And Junior Bridgeman, the famous former University of Louisville basketball player and current owner of over 160 restaurant franchises across the country, wrote: "The law does not consider our ability to afford the mandate. Under our current labor model, [it] will increase labor costs whether we offer health care or pay the tax penalties .This creates, in essence, a disincentive to hire low income employees."
How did so many Kentuckians grasp the simple truth that Obamacare would be disastrous to our economy, when the so-called experts in Washington did not? I think the difference is the common sense that comes from working in a business--as opposed to working in a bureaucracy.
No one thought our health care system was perfect, but many were concerned that Obamacare would undermine the things they did like about our health care system. These Kentuckians wanted reform, but they wanted the right reforms, not some grand scheme that increased our debt, expanded the government, raised premiums, killed jobs, and forced Americans off the plans they currently have and like. As predicted, however, the latter is just what they got.
The more we learn about Obamacare, the clearer it becomes that there is just no way to fix it. It costs way too much, and it's not working the way its proponents said it would. If we have any hope of fixing the country's health care system without crippling our economy in the process, Obamacare must be pulled out by its roots. Only then will we be able to start over with common-sense reforms that actually improve the quality of care and lower costs for individuals and families across the country.

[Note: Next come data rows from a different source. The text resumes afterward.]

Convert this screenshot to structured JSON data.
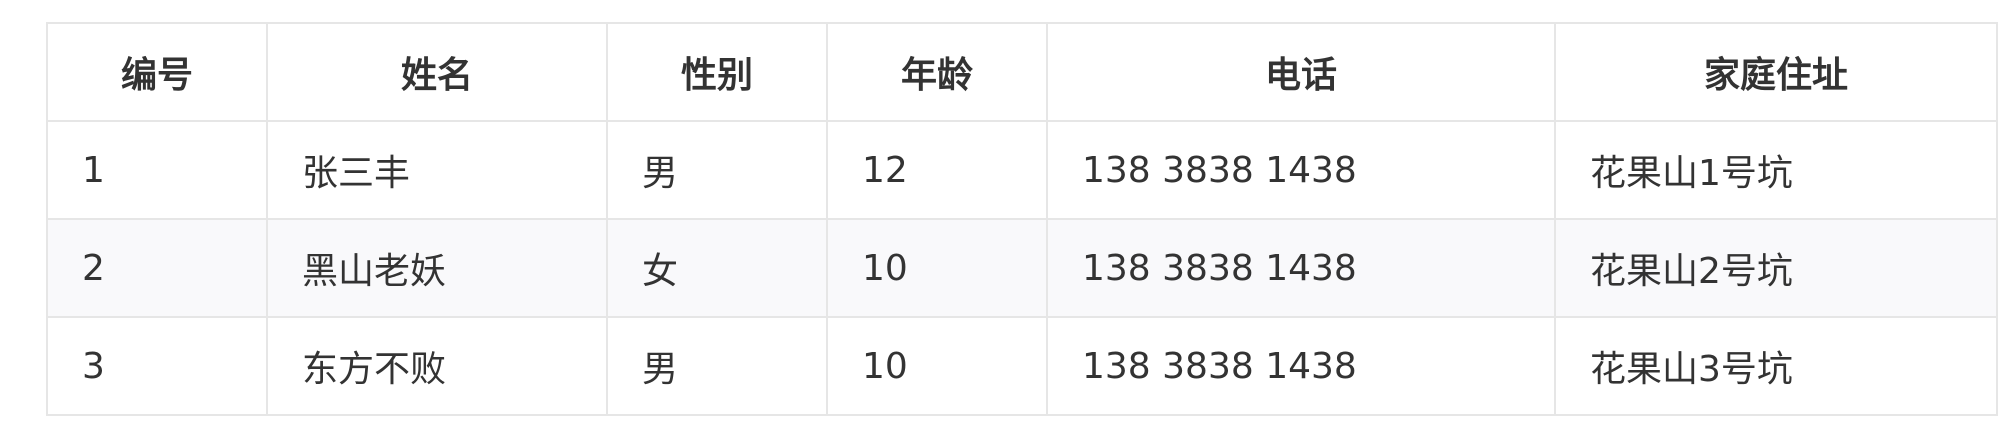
{
  "table": {
    "headers": [
      "编号",
      "姓名",
      "性别",
      "年龄",
      "电话",
      "家庭住址"
    ],
    "rows": [
      [
        "1",
        "张三丰",
        "男",
        "12",
        "138 3838 1438",
        "花果山1号坑"
      ],
      [
        "2",
        "黑山老妖",
        "女",
        "10",
        "138 3838 1438",
        "花果山2号坑"
      ],
      [
        "3",
        "东方不败",
        "男",
        "10",
        "138 3838 1438",
        "花果山3号坑"
      ]
    ]
  },
  "colors": {
    "border": "#e6e6e6",
    "stripe": "#f9f9fb",
    "text": "#333333"
  }
}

Believe me, none of us who predicted that Obamacare would have a harmful impact on our health care system and our economy take any pleasure in seeing our predictions come true. We only raise them to point out that this was the wrong approach to solving the problems in our health care system--and to remind Americans that there is still a better way.